Patricia says... There are three narratives in this novel - all helping our understanding of Moriori, Maori & colonial cultures. Intertwining & intriguing, and ultimately reconciliation. A 'must' read.
From the Chatham Islands/Rekohu to London, the 21st century to 1835, this novel confronts the complexity of being Moriori, Maori and Pakeha.
In the 1880s, Mere yearns for independence. Her best friend Iraia wants the same, but as the descendent of a slave, such things are barely conceivable to him. One summer as they approach adulthood, they notice that their friendship has changed, and that, if they are ever to experience freedom, they will need to travel beyond the isolation and safety of their Queen Charlotte Sound home.
One hundred years later, twins Lula and Bigsy's birth is literally one in a million, as their mother Tui likes to tell people. But when Tui dies they learn there is much she kept secret, especially about their heritage. They too will need to travel beyond the world they have known, to an island they barely knew existed, at the eastern edge of New Zealand's Pacific realm.
Neither Mere and Iraia, nor Lula and Bigsy are aware that someone else is part of their journeys. He does not watch over them so much as watch through them, feeling their loss and confusion as if it were his own.
"Having won prizes for her short stories, with debut novel Where the Rekohu Bone Sings, Tina Makereti makes a bold foray into an area of New Zealand history that has been largely unrepresented and often misunderstood. Treading carefully, she examines the complexity of modern cultural identities that not only are products of loving cross-cultural relationships but also bear the bloody weight of historical acts of violence and injustice. It’s a lot of work for a novel to do, but Where the Rekohu Bone Sings manages the load admirably. . . . Where the Rekohu Bone Sings is a thoughtful tracing of the complexity of being Moriori, Maori and Pakeha and of finding a place of belonging between cultures. That it does all this while also telling a compelling story is impressive indeed. ”
Louise O'Brien, NZ Listener
Tina Makereti is a fiction writer of Ngati Tuwharetoa, Te Ati Awa, Ngati Maniapoto, Irish, Welsh, English, and possibly Moriori and Nordic, descent.
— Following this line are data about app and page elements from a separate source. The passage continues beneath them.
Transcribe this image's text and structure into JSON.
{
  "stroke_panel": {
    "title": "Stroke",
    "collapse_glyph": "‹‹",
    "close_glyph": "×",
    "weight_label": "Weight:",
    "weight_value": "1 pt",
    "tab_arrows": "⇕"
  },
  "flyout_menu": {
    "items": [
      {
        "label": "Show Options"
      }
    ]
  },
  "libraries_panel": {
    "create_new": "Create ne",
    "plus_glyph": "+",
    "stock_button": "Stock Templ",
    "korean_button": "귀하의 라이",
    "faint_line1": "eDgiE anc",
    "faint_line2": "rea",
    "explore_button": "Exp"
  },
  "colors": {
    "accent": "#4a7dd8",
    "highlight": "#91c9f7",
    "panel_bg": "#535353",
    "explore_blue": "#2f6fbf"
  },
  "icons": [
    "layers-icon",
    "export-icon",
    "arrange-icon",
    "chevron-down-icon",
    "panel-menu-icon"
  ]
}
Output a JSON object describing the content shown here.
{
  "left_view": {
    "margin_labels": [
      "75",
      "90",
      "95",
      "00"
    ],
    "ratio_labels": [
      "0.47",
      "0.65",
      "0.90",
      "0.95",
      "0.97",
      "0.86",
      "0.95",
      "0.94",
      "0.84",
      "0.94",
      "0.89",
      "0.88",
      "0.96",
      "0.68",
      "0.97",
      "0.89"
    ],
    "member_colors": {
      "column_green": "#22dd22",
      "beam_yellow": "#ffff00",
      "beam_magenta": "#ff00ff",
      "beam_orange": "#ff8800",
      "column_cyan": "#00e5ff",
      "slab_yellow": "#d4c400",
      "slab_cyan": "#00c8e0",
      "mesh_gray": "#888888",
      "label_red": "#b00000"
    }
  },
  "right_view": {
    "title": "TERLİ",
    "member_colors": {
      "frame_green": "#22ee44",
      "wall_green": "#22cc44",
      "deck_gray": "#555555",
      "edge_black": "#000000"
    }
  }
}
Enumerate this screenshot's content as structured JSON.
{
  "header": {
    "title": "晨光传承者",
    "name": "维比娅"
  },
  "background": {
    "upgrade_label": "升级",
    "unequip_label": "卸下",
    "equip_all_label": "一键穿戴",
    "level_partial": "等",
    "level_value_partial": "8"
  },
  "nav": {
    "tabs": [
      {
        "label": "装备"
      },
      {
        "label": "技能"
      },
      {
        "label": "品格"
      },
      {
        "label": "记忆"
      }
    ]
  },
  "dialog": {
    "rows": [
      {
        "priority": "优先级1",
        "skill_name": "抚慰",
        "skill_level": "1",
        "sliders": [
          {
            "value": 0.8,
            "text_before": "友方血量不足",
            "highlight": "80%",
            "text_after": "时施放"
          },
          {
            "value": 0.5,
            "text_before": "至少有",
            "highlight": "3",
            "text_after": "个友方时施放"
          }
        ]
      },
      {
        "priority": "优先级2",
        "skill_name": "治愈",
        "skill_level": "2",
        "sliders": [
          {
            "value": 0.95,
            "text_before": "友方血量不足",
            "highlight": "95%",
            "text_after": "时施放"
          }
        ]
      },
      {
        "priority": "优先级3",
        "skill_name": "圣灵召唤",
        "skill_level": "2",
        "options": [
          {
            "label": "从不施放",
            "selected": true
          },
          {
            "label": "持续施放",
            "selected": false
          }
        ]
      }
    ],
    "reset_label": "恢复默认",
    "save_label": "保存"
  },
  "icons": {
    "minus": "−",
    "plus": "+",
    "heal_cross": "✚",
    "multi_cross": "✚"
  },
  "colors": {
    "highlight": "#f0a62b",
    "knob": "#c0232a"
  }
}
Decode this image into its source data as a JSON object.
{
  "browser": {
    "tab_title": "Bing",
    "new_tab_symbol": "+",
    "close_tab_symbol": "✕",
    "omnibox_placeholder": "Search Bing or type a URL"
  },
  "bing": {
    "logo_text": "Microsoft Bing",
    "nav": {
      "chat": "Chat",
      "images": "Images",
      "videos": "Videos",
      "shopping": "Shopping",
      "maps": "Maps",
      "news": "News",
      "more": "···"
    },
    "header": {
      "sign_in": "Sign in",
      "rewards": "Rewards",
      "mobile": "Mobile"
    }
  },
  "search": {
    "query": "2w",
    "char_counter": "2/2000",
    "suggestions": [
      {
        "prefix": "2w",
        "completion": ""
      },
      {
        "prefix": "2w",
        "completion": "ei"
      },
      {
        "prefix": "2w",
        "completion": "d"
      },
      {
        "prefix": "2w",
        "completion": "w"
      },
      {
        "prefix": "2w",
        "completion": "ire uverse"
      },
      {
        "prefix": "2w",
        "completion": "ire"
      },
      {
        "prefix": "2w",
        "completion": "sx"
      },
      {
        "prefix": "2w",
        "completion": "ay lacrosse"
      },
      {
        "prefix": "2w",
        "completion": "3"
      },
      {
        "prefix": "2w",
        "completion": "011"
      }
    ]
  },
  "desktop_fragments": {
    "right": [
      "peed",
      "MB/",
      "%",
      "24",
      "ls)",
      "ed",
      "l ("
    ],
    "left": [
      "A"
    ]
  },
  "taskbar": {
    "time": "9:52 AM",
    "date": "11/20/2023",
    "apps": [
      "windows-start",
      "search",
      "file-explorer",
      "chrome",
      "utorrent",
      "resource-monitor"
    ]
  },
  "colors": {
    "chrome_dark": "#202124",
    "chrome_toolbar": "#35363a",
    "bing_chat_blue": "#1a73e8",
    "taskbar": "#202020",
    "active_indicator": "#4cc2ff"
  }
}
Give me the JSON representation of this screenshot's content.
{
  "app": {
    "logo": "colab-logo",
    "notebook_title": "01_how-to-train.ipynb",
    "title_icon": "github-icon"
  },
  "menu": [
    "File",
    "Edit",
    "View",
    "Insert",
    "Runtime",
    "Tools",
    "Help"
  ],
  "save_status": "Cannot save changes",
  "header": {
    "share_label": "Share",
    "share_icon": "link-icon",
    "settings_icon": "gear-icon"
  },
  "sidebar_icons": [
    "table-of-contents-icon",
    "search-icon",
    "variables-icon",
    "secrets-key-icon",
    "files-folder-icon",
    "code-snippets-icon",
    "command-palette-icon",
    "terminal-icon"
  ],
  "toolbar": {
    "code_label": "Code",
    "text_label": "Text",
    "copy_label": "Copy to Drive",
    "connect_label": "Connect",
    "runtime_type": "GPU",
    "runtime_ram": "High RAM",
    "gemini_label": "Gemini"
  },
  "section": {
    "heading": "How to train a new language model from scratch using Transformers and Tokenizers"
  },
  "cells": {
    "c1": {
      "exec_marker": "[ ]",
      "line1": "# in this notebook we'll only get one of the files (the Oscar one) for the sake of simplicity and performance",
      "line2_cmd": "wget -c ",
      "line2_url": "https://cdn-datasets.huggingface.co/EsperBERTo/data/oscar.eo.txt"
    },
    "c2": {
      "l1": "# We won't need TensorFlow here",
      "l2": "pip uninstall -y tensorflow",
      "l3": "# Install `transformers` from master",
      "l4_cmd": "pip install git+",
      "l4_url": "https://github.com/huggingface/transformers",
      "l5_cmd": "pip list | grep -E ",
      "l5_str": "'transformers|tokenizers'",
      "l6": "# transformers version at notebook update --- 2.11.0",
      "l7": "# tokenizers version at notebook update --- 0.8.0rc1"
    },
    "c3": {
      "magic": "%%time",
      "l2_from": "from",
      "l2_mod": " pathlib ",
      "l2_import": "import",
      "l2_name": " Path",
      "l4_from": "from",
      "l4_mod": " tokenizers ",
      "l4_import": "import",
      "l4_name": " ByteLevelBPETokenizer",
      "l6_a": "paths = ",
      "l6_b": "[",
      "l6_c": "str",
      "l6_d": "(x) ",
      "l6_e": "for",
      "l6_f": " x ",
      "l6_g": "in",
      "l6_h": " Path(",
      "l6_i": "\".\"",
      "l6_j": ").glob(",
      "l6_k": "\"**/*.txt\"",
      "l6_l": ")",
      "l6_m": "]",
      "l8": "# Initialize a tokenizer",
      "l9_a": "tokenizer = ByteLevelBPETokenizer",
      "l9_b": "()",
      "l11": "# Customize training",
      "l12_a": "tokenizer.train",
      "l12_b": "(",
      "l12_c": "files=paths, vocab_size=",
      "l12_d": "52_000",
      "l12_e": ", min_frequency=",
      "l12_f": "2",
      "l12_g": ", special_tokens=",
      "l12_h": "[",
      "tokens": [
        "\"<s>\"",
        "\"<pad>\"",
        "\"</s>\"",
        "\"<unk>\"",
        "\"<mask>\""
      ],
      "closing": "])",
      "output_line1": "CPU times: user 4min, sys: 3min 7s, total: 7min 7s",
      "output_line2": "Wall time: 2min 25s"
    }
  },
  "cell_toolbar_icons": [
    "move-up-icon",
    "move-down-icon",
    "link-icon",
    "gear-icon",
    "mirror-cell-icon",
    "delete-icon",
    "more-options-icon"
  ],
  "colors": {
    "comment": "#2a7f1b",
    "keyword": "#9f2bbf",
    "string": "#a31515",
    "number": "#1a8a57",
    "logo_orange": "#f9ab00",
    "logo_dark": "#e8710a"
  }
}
She is a senior tutor in Life Writing at Massey University Wellington. Tina Makereti's writing has appeared in a range of literary journals, magazines and anthologies including the NZ Listener, Huia Short Stories 8, Hue and Cry 4, JAAM 27 and Turbine 08.
After completing an MA in Creative Writing at the International Institute of Modern Letters in 2008, she won the 2009 Huia Publishers Best Story Award for Best Short Story Written in English, and the 2009 Royal Society of New Zealand Manhire Prize for Creative Science Writing u Non-fiction. Her first collection of stories, Once Upon a Time in Aotearoa, was released in 2010: David Geary wrote, 'Bold and sexy, this collection is a crafty combo of mystery and history that makes the old new'.
Tina Makereti is currently completing a PhD in Creative Writing at the International Institute of Modern Letters, Victoria University of Wellington, for which this novel is part of her submission.
* Winner of the Nga Kupu Ora Fiction Award 2011 for Once Upon a Time in Aotearoa * Winner of the non-fiction prize of the Royal Society of New Zealand Manhire Prize for Creative Science Writing 2009 * Pikihuia Award for Best Short Story in English 2009 * Listed in The NZ Listener's 100 Best Books, and Sunday Star Times Best Books of 2010